(Data records for software interfaces)
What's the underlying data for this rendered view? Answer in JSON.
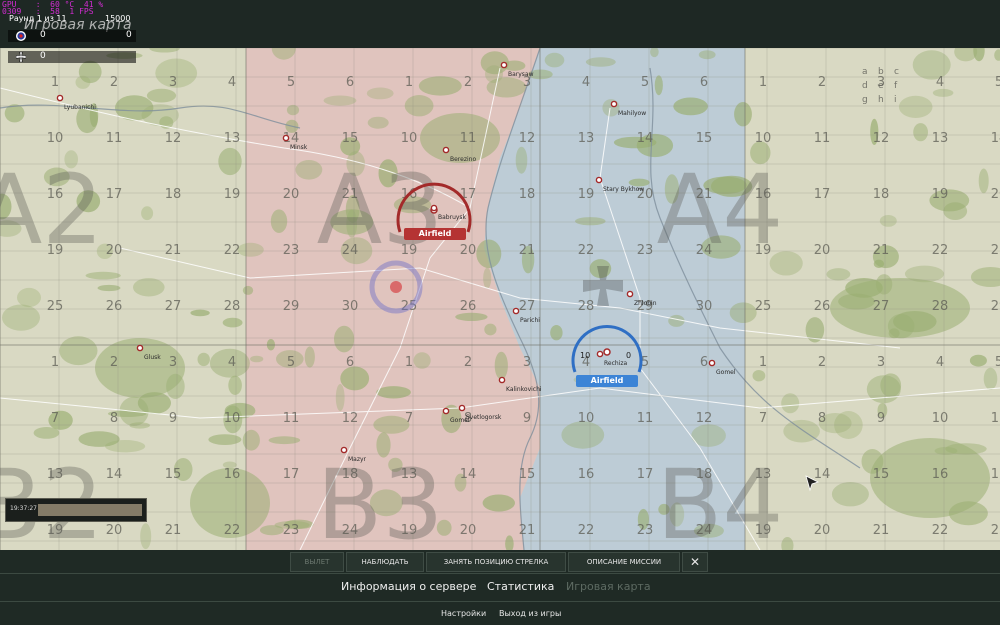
{
  "hud": {
    "perf_lines": [
      "GPU    :  60 °C  41 %",
      "0309   :  58  1 FPS"
    ],
    "round_text": "Раунд 1 из 11",
    "score_limit": "15000",
    "map_title": "Игровая карта",
    "team_allied": {
      "icon": "allied-roundel-icon",
      "score": "0",
      "score_right": "0"
    },
    "team_axis": {
      "icon": "iron-cross-icon",
      "score": "0"
    }
  },
  "map": {
    "colors": {
      "base": "#d9d9c3",
      "red_zone": "#e3bfbf",
      "blue_zone": "#b7c9dc",
      "forest": "#9aae72",
      "grid": "#8a8a7c",
      "red": "#a32a2a",
      "blue": "#2f6fc4"
    },
    "sector_labels": [
      "A2",
      "A3",
      "A4",
      "B2",
      "B3",
      "B4"
    ],
    "column_numbers": [
      "1",
      "2",
      "3",
      "4",
      "5",
      "6",
      "7",
      "8",
      "9",
      "10",
      "11",
      "12",
      "13",
      "14",
      "15",
      "16",
      "17",
      "18",
      "19",
      "20",
      "21",
      "22",
      "23",
      "24",
      "25",
      "26",
      "27",
      "28",
      "29",
      "30"
    ],
    "subgrid_letters": [
      "a",
      "b",
      "c",
      "d",
      "e",
      "f",
      "g",
      "h",
      "i"
    ],
    "towns": [
      "Barysaw",
      "Mahilyow",
      "Minsk",
      "Berezino",
      "Stary Bykhow",
      "Babruysk",
      "Zhlobin",
      "Parichi",
      "Rechiza",
      "Gomel",
      "Kalinkovichi",
      "Gomel",
      "Mazyr",
      "Svetlogorsk",
      "Glusk",
      "Lyubanichi"
    ],
    "airfield_red": {
      "label": "Airfield"
    },
    "airfield_blue": {
      "label": "Airfield",
      "left_count": "10",
      "right_count": "0"
    },
    "cursor": "pointer-cursor-icon"
  },
  "timeline": {
    "time": "19:37:27"
  },
  "actions": {
    "buttons": [
      "ВЫЛЕТ",
      "НАБЛЮДАТЬ",
      "ЗАНЯТЬ ПОЗИЦИЮ СТРЕЛКА",
      "ОПИСАНИЕ МИССИИ"
    ],
    "close_icon": "close-icon"
  },
  "tabs": [
    "Информация о сервере",
    "Статистика",
    "Игровая карта"
  ],
  "footer": {
    "settings": "Настройки",
    "exit": "Выход из игры"
  }
}
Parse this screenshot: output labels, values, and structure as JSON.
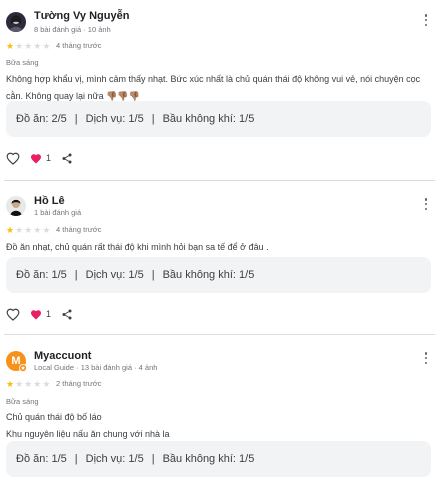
{
  "reviews": [
    {
      "name": "Tường Vy Nguyễn",
      "meta": "8 bài đánh giá · 10 ảnh",
      "rating": 1,
      "when": "4 tháng trước",
      "meal": "Bữa sáng",
      "text": [
        "Không hợp khẩu vị, mình cảm thấy nhạt. Bức xúc nhất là chủ quán thái độ không vui vẻ, nói chuyện cọc cằn. Không quay lại nữa 👎🏽👎🏽👎🏽"
      ],
      "ratings": [
        "Đồ ăn: 2/5",
        "Dịch vụ: 1/5",
        "Bầu không khí: 1/5"
      ],
      "likes": "1"
    },
    {
      "name": "Hồ Lê",
      "meta": "1 bài đánh giá",
      "rating": 1,
      "when": "4 tháng trước",
      "text": [
        "Đồ ăn nhạt, chủ quán rất thái độ khi mình hỏi bạn sa tế để ở đâu ."
      ],
      "ratings": [
        "Đồ ăn: 1/5",
        "Dịch vụ: 1/5",
        "Bầu không khí: 1/5"
      ],
      "likes": "1"
    },
    {
      "name": "Myaccuont",
      "avatar_letter": "M",
      "meta": "Local Guide · 13 bài đánh giá · 4 ảnh",
      "rating": 1,
      "when": "2 tháng trước",
      "meal": "Bữa sáng",
      "text": [
        "Chủ quán thái độ bố láo",
        "Khu nguyên liệu nấu ăn chung với nhà la"
      ],
      "ratings": [
        "Đồ ăn: 1/5",
        "Dịch vụ: 1/5",
        "Bầu không khí: 1/5"
      ]
    }
  ],
  "colors": {
    "star_on": "#fbbc04",
    "star_off": "#dadce0",
    "like_heart": "#e91e63",
    "avatar_local_guide": "#f5921b"
  },
  "icons": [
    "more-vert-icon",
    "star-icon",
    "heart-outline-icon",
    "heart-filled-icon",
    "share-icon",
    "local-guide-badge-icon"
  ]
}
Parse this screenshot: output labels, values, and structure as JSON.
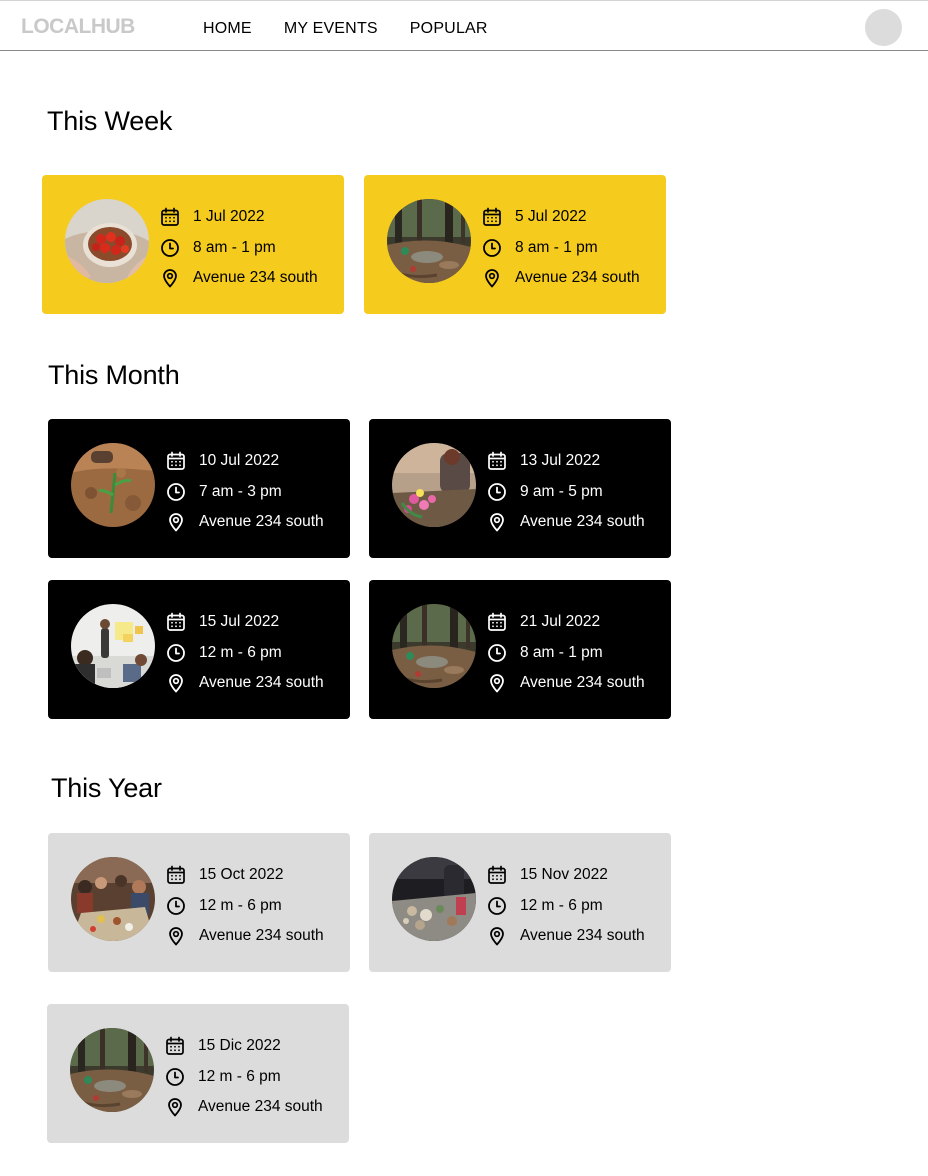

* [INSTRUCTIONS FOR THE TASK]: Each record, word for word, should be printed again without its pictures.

* [ANSWER TO THIS PROBLEM]:
What's the underlying data for this rendered view? Answer in JSON.
{
  "hud": {
    "perf_lines": [
      "GPU    :  60 °C  41 %",
      "0309   :  58  1 FPS"
    ],
    "round_text": "Раунд 1 из 11",
    "score_limit": "15000",
    "map_title": "Игровая карта",
    "team_allied": {
      "icon": "allied-roundel-icon",
      "score": "0",
      "score_right": "0"
    },
    "team_axis": {
      "icon": "iron-cross-icon",
      "score": "0"
    }
  },
  "map": {
    "colors": {
      "base": "#d9d9c3",
      "red_zone": "#e3bfbf",
      "blue_zone": "#b7c9dc",
      "forest": "#9aae72",
      "grid": "#8a8a7c",
      "red": "#a32a2a",
      "blue": "#2f6fc4"
    },
    "sector_labels": [
      "A2",
      "A3",
      "A4",
      "B2",
      "B3",
      "B4"
    ],
    "column_numbers": [
      "1",
      "2",
      "3",
      "4",
      "5",
      "6",
      "7",
      "8",
      "9",
      "10",
      "11",
      "12",
      "13",
      "14",
      "15",
      "16",
      "17",
      "18",
      "19",
      "20",
      "21",
      "22",
      "23",
      "24",
      "25",
      "26",
      "27",
      "28",
      "29",
      "30"
    ],
    "subgrid_letters": [
      "a",
      "b",
      "c",
      "d",
      "e",
      "f",
      "g",
      "h",
      "i"
    ],
    "towns": [
      "Barysaw",
      "Mahilyow",
      "Minsk",
      "Berezino",
      "Stary Bykhow",
      "Babruysk",
      "Zhlobin",
      "Parichi",
      "Rechiza",
      "Gomel",
      "Kalinkovichi",
      "Gomel",
      "Mazyr",
      "Svetlogorsk",
      "Glusk",
      "Lyubanichi"
    ],
    "airfield_red": {
      "label": "Airfield"
    },
    "airfield_blue": {
      "label": "Airfield",
      "left_count": "10",
      "right_count": "0"
    },
    "cursor": "pointer-cursor-icon"
  },
  "timeline": {
    "time": "19:37:27"
  },
  "actions": {
    "buttons": [
      "ВЫЛЕТ",
      "НАБЛЮДАТЬ",
      "ЗАНЯТЬ ПОЗИЦИЮ СТРЕЛКА",
      "ОПИСАНИЕ МИССИИ"
    ],
    "close_icon": "close-icon"
  },
  "tabs": [
    "Информация о сервере",
    "Статистика",
    "Игровая карта"
  ],
  "footer": {
    "settings": "Настройки",
    "exit": "Выход из игры"
  }
}
Parse this screenshot: output labels, values, and structure as JSON.
{
  "reviews": [
    {
      "name": "Tường Vy Nguyễn",
      "meta": "8 bài đánh giá · 10 ảnh",
      "rating": 1,
      "when": "4 tháng trước",
      "meal": "Bữa sáng",
      "text": [
        "Không hợp khẩu vị, mình cảm thấy nhạt. Bức xúc nhất là chủ quán thái độ không vui vẻ, nói chuyện cọc cằn. Không quay lại nữa 👎🏽👎🏽👎🏽"
      ],
      "ratings": [
        "Đồ ăn: 2/5",
        "Dịch vụ: 1/5",
        "Bầu không khí: 1/5"
      ],
      "likes": "1"
    },
    {
      "name": "Hồ Lê",
      "meta": "1 bài đánh giá",
      "rating": 1,
      "when": "4 tháng trước",
      "text": [
        "Đồ ăn nhạt, chủ quán rất thái độ khi mình hỏi bạn sa tế để ở đâu ."
      ],
      "ratings": [
        "Đồ ăn: 1/5",
        "Dịch vụ: 1/5",
        "Bầu không khí: 1/5"
      ],
      "likes": "1"
    },
    {
      "name": "Myaccuont",
      "avatar_letter": "M",
      "meta": "Local Guide · 13 bài đánh giá · 4 ảnh",
      "rating": 1,
      "when": "2 tháng trước",
      "meal": "Bữa sáng",
      "text": [
        "Chủ quán thái độ bố láo",
        "Khu nguyên liệu nấu ăn chung với nhà la"
      ],
      "ratings": [
        "Đồ ăn: 1/5",
        "Dịch vụ: 1/5",
        "Bầu không khí: 1/5"
      ]
    }
  ],
  "colors": {
    "star_on": "#fbbc04",
    "star_off": "#dadce0",
    "like_heart": "#e91e63",
    "avatar_local_guide": "#f5921b"
  },
  "icons": [
    "more-vert-icon",
    "star-icon",
    "heart-outline-icon",
    "heart-filled-icon",
    "share-icon",
    "local-guide-badge-icon"
  ]
}
Parse this screenshot: output labels, values, and structure as JSON.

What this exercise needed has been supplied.